__TASK TO CARRY OUT__
Repeat the records. Each line must match exactly.

Start of DATA TO USE

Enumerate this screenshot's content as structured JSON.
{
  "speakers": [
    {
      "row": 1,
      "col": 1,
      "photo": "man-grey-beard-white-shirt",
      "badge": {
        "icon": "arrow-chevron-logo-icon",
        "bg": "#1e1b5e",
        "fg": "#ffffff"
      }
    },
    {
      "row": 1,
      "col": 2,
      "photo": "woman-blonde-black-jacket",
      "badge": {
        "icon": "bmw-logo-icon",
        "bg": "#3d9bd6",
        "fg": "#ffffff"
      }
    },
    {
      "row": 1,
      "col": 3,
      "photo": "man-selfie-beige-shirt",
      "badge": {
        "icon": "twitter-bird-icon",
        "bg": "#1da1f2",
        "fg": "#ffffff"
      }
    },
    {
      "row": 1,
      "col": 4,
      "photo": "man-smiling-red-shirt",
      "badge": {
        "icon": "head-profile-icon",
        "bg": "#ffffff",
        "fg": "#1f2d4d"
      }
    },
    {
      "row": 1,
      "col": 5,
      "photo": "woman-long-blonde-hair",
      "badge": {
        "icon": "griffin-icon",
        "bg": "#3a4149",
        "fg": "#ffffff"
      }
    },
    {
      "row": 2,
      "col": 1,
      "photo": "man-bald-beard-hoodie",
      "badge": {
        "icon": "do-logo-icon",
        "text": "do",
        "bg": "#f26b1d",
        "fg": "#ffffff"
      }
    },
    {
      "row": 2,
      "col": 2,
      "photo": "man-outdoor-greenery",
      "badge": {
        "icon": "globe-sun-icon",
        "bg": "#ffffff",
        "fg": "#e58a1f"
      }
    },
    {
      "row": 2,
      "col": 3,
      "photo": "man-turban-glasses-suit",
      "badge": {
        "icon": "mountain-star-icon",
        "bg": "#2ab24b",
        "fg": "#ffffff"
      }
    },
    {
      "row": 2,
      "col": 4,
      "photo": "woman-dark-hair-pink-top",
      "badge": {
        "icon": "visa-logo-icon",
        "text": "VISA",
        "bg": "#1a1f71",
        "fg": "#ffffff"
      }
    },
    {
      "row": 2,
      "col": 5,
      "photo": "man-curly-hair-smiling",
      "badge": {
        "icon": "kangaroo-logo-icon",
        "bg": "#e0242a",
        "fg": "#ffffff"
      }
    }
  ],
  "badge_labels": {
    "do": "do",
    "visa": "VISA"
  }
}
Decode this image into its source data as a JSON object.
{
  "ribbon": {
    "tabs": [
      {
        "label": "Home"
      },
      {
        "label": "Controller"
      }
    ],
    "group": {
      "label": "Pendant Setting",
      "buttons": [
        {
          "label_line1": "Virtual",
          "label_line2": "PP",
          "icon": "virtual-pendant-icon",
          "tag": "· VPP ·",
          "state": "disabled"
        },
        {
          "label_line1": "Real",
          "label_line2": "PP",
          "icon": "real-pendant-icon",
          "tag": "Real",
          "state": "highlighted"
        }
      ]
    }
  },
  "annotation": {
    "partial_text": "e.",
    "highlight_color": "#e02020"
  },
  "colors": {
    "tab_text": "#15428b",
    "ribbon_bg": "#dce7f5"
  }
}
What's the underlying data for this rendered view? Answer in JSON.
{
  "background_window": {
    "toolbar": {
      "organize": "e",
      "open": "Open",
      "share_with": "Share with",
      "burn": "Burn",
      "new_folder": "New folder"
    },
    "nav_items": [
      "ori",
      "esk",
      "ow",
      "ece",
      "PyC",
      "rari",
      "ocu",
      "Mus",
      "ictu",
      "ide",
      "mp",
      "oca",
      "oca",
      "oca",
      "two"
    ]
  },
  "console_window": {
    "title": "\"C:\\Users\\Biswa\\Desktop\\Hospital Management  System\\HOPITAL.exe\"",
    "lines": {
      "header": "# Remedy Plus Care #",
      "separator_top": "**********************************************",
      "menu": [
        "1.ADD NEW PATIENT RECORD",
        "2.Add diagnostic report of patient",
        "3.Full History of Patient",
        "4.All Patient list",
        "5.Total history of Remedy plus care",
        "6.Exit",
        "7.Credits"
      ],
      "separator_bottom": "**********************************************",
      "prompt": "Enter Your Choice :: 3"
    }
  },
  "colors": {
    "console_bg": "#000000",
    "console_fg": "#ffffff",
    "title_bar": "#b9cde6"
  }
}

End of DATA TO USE

__REPLY TO THE TASK__
Enumerate this screenshot's content as structured JSON.
{
  "speakers": [
    {
      "row": 1,
      "col": 1,
      "photo": "man-grey-beard-white-shirt",
      "badge": {
        "icon": "arrow-chevron-logo-icon",
        "bg": "#1e1b5e",
        "fg": "#ffffff"
      }
    },
    {
      "row": 1,
      "col": 2,
      "photo": "woman-blonde-black-jacket",
      "badge": {
        "icon": "bmw-logo-icon",
        "bg": "#3d9bd6",
        "fg": "#ffffff"
      }
    },
    {
      "row": 1,
      "col": 3,
      "photo": "man-selfie-beige-shirt",
      "badge": {
        "icon": "twitter-bird-icon",
        "bg": "#1da1f2",
        "fg": "#ffffff"
      }
    },
    {
      "row": 1,
      "col": 4,
      "photo": "man-smiling-red-shirt",
      "badge": {
        "icon": "head-profile-icon",
        "bg": "#ffffff",
        "fg": "#1f2d4d"
      }
    },
    {
      "row": 1,
      "col": 5,
      "photo": "woman-long-blonde-hair",
      "badge": {
        "icon": "griffin-icon",
        "bg": "#3a4149",
        "fg": "#ffffff"
      }
    },
    {
      "row": 2,
      "col": 1,
      "photo": "man-bald-beard-hoodie",
      "badge": {
        "icon": "do-logo-icon",
        "text": "do",
        "bg": "#f26b1d",
        "fg": "#ffffff"
      }
    },
    {
      "row": 2,
      "col": 2,
      "photo": "man-outdoor-greenery",
      "badge": {
        "icon": "globe-sun-icon",
        "bg": "#ffffff",
        "fg": "#e58a1f"
      }
    },
    {
      "row": 2,
      "col": 3,
      "photo": "man-turban-glasses-suit",
      "badge": {
        "icon": "mountain-star-icon",
        "bg": "#2ab24b",
        "fg": "#ffffff"
      }
    },
    {
      "row": 2,
      "col": 4,
      "photo": "woman-dark-hair-pink-top",
      "badge": {
        "icon": "visa-logo-icon",
        "text": "VISA",
        "bg": "#1a1f71",
        "fg": "#ffffff"
      }
    },
    {
      "row": 2,
      "col": 5,
      "photo": "man-curly-hair-smiling",
      "badge": {
        "icon": "kangaroo-logo-icon",
        "bg": "#e0242a",
        "fg": "#ffffff"
      }
    }
  ],
  "badge_labels": {
    "do": "do",
    "visa": "VISA"
  }
}
Decode this image into its source data as a JSON object.
{
  "ribbon": {
    "tabs": [
      {
        "label": "Home"
      },
      {
        "label": "Controller"
      }
    ],
    "group": {
      "label": "Pendant Setting",
      "buttons": [
        {
          "label_line1": "Virtual",
          "label_line2": "PP",
          "icon": "virtual-pendant-icon",
          "tag": "· VPP ·",
          "state": "disabled"
        },
        {
          "label_line1": "Real",
          "label_line2": "PP",
          "icon": "real-pendant-icon",
          "tag": "Real",
          "state": "highlighted"
        }
      ]
    }
  },
  "annotation": {
    "partial_text": "e.",
    "highlight_color": "#e02020"
  },
  "colors": {
    "tab_text": "#15428b",
    "ribbon_bg": "#dce7f5"
  }
}
What's the underlying data for this rendered view? Answer in JSON.
{
  "background_window": {
    "toolbar": {
      "organize": "e",
      "open": "Open",
      "share_with": "Share with",
      "burn": "Burn",
      "new_folder": "New folder"
    },
    "nav_items": [
      "ori",
      "esk",
      "ow",
      "ece",
      "PyC",
      "rari",
      "ocu",
      "Mus",
      "ictu",
      "ide",
      "mp",
      "oca",
      "oca",
      "oca",
      "two"
    ]
  },
  "console_window": {
    "title": "\"C:\\Users\\Biswa\\Desktop\\Hospital Management  System\\HOPITAL.exe\"",
    "lines": {
      "header": "# Remedy Plus Care #",
      "separator_top": "**********************************************",
      "menu": [
        "1.ADD NEW PATIENT RECORD",
        "2.Add diagnostic report of patient",
        "3.Full History of Patient",
        "4.All Patient list",
        "5.Total history of Remedy plus care",
        "6.Exit",
        "7.Credits"
      ],
      "separator_bottom": "**********************************************",
      "prompt": "Enter Your Choice :: 3"
    }
  },
  "colors": {
    "console_bg": "#000000",
    "console_fg": "#ffffff",
    "title_bar": "#b9cde6"
  }
}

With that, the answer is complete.